The missing word is “federal”. The Bureau of Labor Statistics reports data on people paid at or below the federal minimum wage of $7.25/hour, but 29 states have higher minimum wages so their minimum-wage workers aren’t counted in this analysis. In most of these states the minimum is still under $8/hr. As a result, the proportion of hourly workers earning no more than federal minimum wage ranges from 1.2% in Oregon to 7.2% in Tennessee (PDF).  The full report — and even the report infographic — say “federal minimum wage”, but the graph above doesn’t, and neither does the graph from Mother Jones magazine (it even omits the numbers of people)

On top of those getting state minimum wage we’re still short quite a lot of people, because “full-time” is defined by 35 or more hours per week at your principal job.  If you have multiple part-time jobs, even if you work 60 or 80 hours a week, you are counted as part-time and not included in the graph.

Matt Levine writes:

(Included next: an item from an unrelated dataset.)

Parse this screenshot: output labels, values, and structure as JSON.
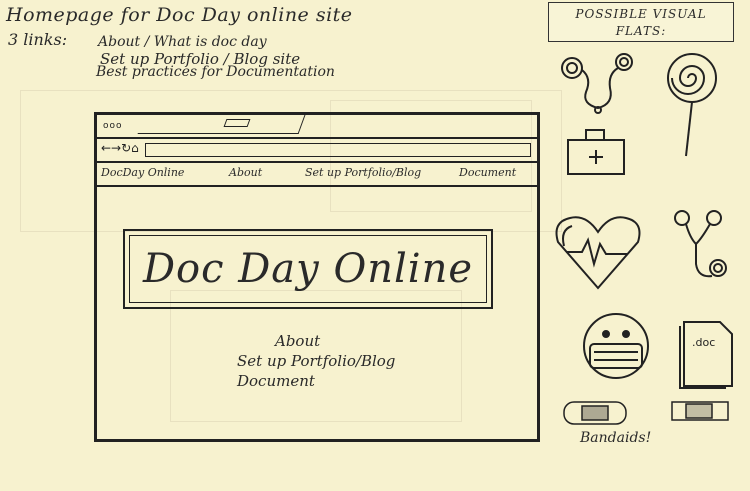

There are about 167,800 people getting the bonuses, and about 1.03 million getting full-time minimum wage, which means that ballpark Wall Street bonuses are 12 times minimum wage. If the average bonus is half of total comp, a ratio I just made up, then that means that “Wall Street” pays, on average, 24 times minimum wage, or like $174 an hour, pre-tax. This is obviously not very scientific but that number seems plausible.

That’s slightly less scientific than the graph, but as he says, is plausible. In fact, it’s not as bad as I would have guessed.

What’s particularly upsetting is that you don’t need to exaggerate or use sloppy figures on this topic. It’s not even that controversial. Lots of people, even technocratic pro-growth economists, will tell you the US minimum wage is too low.  Lots of people will argue that Wall St extracts more money from the economy than it provides in actual value, with much better arguments than this.

By now you might think to check carefully that the original bar chart is at least drawn correctly.  It’s not. The blue bar is more than half the height of the red bar, not less than half.

March 16, 2015

Maps, colours, and locations

This is part of a social media map, of photographs taken in public places in the San Francisco Bay Area


The colours are trying to indicate three social media sites: Instagram is yellow, Flickr is magenta, Twitter is cyan.

Encoding three variables with colour this way doesn’t allow you to easily read off differences, but you can see clusters and then think about how to decode them into data. The dark green areas are saturated with photos.  Light green urban areas have Instagram and Twitter, but not much Flickr.  Pink and orange areas lack Twitter — mostly these track cellphone coverage and population density, but not entirely.  The pink area in the center of the map is spectacular landscape without many people; the orange blob on the right is the popular Angel Island park.

Zooming in on Angel Island shows something interesting: there are a few blobs with high density across all three social media systems. The two at the top are easily explained: the visitor centre and the only place on the island that sells food. The very dense blob in the middle of the island, and the slightly less dense one below it are a bit strange. They don’t seem to correspond to any plausible features.


My guess is that these are a phenomenon we’ve seen before, of locations being mapped to the center of some region if they can’t be specified precisely.

Automated data tends to be messy, and making serious use of it means finding out the ways it lies to you. Wayne Dobson doesn’t have your cellphone, and there isn’t a uniquely Twitter-worthy bush in the middle of Angel Island.


March 12, 2015

Election donation maps

There are probably some StatChat readers who don’t read the NZ Herald, so I’ll point out that I have a post on the data blog about election donations.